● EXERCISE DIRECTIONS: Scan the records for the string "учета", then copy each line that has it.

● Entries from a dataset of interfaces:
________________

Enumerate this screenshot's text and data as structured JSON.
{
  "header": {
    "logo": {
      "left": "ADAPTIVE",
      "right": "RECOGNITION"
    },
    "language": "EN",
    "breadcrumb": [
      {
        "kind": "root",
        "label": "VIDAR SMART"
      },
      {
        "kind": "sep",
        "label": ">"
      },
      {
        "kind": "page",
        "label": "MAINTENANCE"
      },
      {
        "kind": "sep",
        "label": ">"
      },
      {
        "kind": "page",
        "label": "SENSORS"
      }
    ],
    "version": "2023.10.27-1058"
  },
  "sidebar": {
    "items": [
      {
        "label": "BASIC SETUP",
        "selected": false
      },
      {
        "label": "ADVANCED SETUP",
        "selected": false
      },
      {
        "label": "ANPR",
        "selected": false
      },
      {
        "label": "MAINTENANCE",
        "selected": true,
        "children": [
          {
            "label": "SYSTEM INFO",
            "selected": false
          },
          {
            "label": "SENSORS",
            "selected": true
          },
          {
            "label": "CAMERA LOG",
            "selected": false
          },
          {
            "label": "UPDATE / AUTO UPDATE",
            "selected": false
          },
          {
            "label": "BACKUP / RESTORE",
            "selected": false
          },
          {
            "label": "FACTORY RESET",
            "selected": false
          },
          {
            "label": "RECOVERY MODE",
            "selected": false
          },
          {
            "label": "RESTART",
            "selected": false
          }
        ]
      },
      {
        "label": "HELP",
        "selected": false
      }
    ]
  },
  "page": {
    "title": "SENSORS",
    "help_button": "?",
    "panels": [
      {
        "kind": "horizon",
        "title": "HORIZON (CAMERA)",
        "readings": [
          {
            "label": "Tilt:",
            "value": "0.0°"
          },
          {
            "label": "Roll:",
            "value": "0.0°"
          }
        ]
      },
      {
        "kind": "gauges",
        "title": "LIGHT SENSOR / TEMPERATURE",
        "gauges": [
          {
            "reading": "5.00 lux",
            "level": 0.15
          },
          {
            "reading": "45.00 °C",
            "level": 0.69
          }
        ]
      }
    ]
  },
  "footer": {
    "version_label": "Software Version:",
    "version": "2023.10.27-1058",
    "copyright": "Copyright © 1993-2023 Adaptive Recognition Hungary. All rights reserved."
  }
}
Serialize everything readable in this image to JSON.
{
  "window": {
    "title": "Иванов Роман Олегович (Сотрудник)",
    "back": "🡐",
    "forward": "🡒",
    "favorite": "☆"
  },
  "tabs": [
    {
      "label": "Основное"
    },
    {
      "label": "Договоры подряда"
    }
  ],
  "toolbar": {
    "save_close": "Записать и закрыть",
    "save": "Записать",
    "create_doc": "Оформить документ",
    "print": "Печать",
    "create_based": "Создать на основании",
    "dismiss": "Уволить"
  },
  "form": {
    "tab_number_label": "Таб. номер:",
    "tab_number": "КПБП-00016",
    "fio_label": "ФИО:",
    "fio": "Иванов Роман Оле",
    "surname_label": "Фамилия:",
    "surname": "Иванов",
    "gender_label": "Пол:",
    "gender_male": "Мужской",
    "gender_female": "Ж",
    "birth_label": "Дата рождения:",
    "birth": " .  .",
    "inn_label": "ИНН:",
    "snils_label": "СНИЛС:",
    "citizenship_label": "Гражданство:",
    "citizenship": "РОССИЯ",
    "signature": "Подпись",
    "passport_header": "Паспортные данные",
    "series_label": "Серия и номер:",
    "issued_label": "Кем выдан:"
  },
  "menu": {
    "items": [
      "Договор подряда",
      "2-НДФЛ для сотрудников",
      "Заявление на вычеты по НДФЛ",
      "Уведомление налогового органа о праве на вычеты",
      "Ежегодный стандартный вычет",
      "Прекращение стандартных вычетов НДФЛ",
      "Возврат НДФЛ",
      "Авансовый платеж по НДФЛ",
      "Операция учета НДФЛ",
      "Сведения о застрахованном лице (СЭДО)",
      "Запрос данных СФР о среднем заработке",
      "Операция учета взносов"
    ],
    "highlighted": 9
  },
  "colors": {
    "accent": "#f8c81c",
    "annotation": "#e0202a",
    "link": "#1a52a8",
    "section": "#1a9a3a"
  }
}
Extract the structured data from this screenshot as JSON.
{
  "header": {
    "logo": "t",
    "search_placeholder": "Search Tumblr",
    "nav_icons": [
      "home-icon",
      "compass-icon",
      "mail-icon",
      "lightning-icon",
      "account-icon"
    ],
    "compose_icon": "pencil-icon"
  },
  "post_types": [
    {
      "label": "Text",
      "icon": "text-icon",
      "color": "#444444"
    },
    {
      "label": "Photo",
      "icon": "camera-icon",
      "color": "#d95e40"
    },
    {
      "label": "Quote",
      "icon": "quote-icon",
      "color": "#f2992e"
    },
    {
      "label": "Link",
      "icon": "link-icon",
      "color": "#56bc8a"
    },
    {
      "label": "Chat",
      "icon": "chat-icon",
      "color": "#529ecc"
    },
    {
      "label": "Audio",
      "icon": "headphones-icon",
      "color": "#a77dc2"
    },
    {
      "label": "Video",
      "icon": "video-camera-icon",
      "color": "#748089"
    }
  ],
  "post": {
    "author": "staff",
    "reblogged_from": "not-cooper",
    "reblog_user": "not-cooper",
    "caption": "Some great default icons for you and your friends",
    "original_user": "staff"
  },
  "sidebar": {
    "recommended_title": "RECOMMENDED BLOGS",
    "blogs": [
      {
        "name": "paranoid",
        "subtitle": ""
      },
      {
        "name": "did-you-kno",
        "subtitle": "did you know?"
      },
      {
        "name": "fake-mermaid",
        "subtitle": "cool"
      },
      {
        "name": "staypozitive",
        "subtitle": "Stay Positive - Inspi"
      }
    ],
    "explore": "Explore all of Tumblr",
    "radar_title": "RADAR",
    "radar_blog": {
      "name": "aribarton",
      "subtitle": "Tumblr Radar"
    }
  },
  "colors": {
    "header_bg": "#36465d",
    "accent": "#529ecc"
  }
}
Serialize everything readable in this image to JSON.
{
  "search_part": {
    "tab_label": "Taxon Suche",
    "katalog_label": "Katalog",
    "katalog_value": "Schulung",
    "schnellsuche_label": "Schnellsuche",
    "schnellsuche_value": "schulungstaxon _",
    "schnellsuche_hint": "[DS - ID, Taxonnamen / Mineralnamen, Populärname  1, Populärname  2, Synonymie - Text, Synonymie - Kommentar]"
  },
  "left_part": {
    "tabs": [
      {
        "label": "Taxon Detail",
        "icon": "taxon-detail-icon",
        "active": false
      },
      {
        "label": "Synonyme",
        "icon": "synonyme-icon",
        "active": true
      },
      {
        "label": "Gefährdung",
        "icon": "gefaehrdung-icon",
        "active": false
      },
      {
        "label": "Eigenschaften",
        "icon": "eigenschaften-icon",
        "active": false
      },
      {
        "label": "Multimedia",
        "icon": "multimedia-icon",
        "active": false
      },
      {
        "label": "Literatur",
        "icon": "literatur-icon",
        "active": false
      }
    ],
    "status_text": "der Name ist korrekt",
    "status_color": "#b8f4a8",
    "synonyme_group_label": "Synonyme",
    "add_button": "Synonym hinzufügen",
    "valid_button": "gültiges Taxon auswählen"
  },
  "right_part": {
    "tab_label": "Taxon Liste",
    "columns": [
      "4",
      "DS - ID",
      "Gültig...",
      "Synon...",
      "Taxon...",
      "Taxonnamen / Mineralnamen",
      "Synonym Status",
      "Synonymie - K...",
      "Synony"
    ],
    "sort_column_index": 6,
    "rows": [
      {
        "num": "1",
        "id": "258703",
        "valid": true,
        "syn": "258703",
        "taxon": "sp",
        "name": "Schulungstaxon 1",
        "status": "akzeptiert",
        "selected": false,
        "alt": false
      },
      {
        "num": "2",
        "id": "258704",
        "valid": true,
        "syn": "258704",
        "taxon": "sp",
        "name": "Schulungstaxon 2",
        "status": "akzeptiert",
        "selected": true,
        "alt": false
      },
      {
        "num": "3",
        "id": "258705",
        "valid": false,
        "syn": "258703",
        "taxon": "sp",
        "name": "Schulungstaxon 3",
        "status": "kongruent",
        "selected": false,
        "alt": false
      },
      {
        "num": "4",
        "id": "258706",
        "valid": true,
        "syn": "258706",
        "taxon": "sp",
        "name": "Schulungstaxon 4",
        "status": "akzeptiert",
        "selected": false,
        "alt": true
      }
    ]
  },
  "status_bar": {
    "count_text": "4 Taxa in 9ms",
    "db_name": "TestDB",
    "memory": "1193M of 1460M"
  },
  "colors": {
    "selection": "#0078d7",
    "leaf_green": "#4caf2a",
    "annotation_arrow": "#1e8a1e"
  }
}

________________

● EXERCISE SOLUTION:
      "Операция учета НДФЛ",
      "Операция учета взносов"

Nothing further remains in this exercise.